These are mostly young men who have spent the season whining or underachieving, falling out managers and teammates, conniving with agents to engineer a mega-bucks move elsewhere, or have spent time off the pitch starring in an unsavoury court case or two.

The World Cup offers a release from all this, a temporary atonement from the life of a ego-driven, one-man brand. You can see it on the faces when they celebrate. The elation is uncontrived, more explosive than usual.

For one summer every four years, world-class players come closest to experiencing the pure, uncomplicated joy they felt as children on the field.

So which players merit our admiration and forgiveness? If it’s physical redemption you’re after, look no further than Luis Suarez. I know, it still hurts, but only month on from knee surgery he returned to save his nation (and sink England) with two inspired moments.

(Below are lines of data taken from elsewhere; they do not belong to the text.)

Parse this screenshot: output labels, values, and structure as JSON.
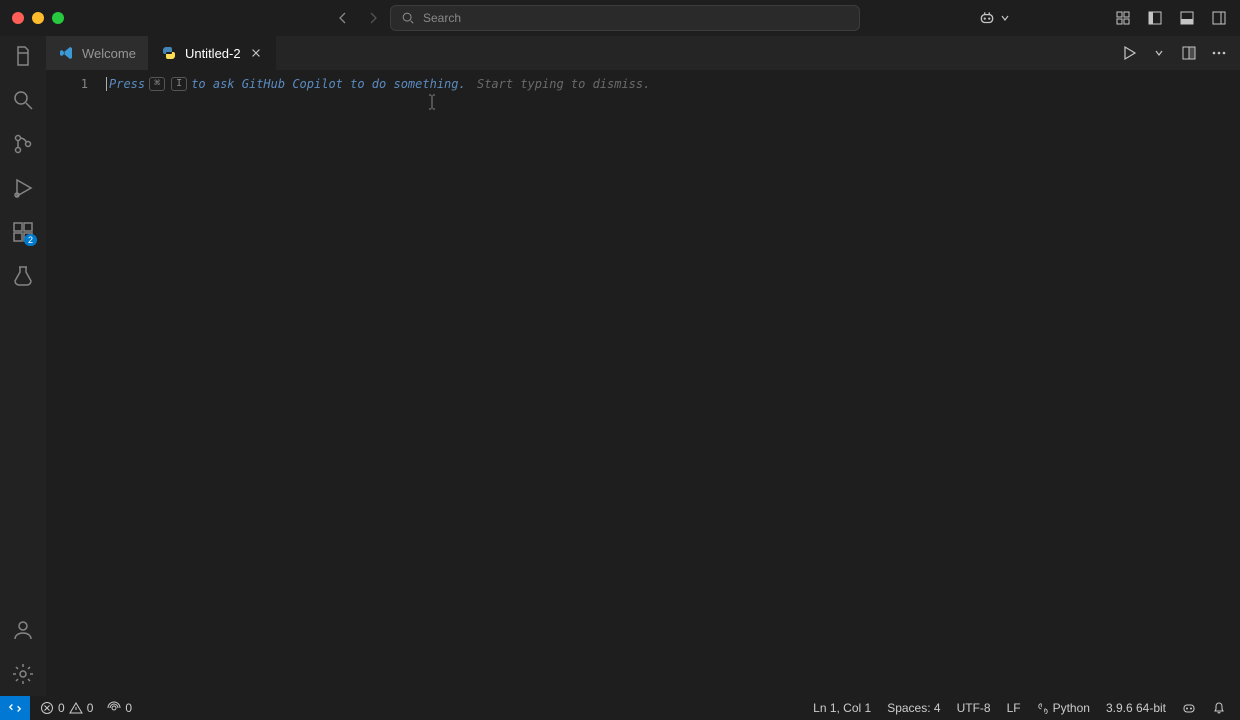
{
  "titlebar": {
    "search_placeholder": "Search"
  },
  "tabs": [
    {
      "label": "Welcome",
      "active": false,
      "icon": "vscode"
    },
    {
      "label": "Untitled-2",
      "active": true,
      "icon": "python"
    }
  ],
  "editor": {
    "line_number": "1",
    "hint_press": "Press",
    "hint_key1": "⌘",
    "hint_key2": "I",
    "hint_rest": "to ask GitHub Copilot to do something.",
    "hint_dismiss": "Start typing to dismiss."
  },
  "activity_bar": {
    "extensions_badge": "2"
  },
  "statusbar": {
    "errors": "0",
    "warnings": "0",
    "ports": "0",
    "cursor_pos": "Ln 1, Col 1",
    "spaces": "Spaces: 4",
    "encoding": "UTF-8",
    "eol": "LF",
    "language": "Python",
    "interpreter": "3.9.6 64-bit"
  }
}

Suarez’s transgressions are well-documented: the biting of Branislav Ivanovic and the racial abuse of Patrice Evra sit at the top of his charge sheet. But when he keeps on delivering dazzling goals, the true football fan is left marvelling in awe. As one England supporter admitted after Thursday night's game: “Suarez is class...he’s a master.”

England’s own players are far from masterful, but there was still some World Cup alchemy going on this World Cup. Raheem Sterling has emerged as our attacking talisman, the one who transformed normally dull and solid England into a side with flair and adventure.

Sterling was told by his club manager to “stabilise his life” last year, after appearing in court for driving offences, as well as the assault of his ex-girlfriend (he was later cleared). But after a fantastic season, and strong performance in the World Cup, his status as a “bad boy” has now been replaced with "rising star".

There's also Yaya Touré, the Ivory Coast captain who moaned last month that he wasn’t being paid enough attention by his club, Manchester City. (To borrow a phrase from Mad Men’s Don Draper: “That’s what the money is for”.)

Despite my best efforts to begrudge him, there is something so compelling about the laughably casual ease with which Touré wanders past opposition players.

Now take Lionel Messi: the best player ever to play the beautiful game. There is no fairy-tale back story. He grew up comfortably in the suburbs of Rosario before moving to Barcelona as a teenager. Less sympathetic still, Messi’s father remains under investigation over tax evasion to the tune of £3.2million. But I really I don’t care about Messi’s tax affairs.

Messi exists only to play football. He is there to electrify the crowds as he dances toward the opposition goal, to rouse that weird, primitive part of yourself which has nothing to do with judgment, priorities or logic.

In truth, the reasons I adore particular players are often flimsy. They are mostly to do with the way they caress the ball or pick out a pass.

But what happens on the pitch is a realm suspended from the real world. It resists all the ordinary reasons we might make assessments on morality or character.

Footballers are not easy to like. They are not supposed to be liked. But they exist to be adored.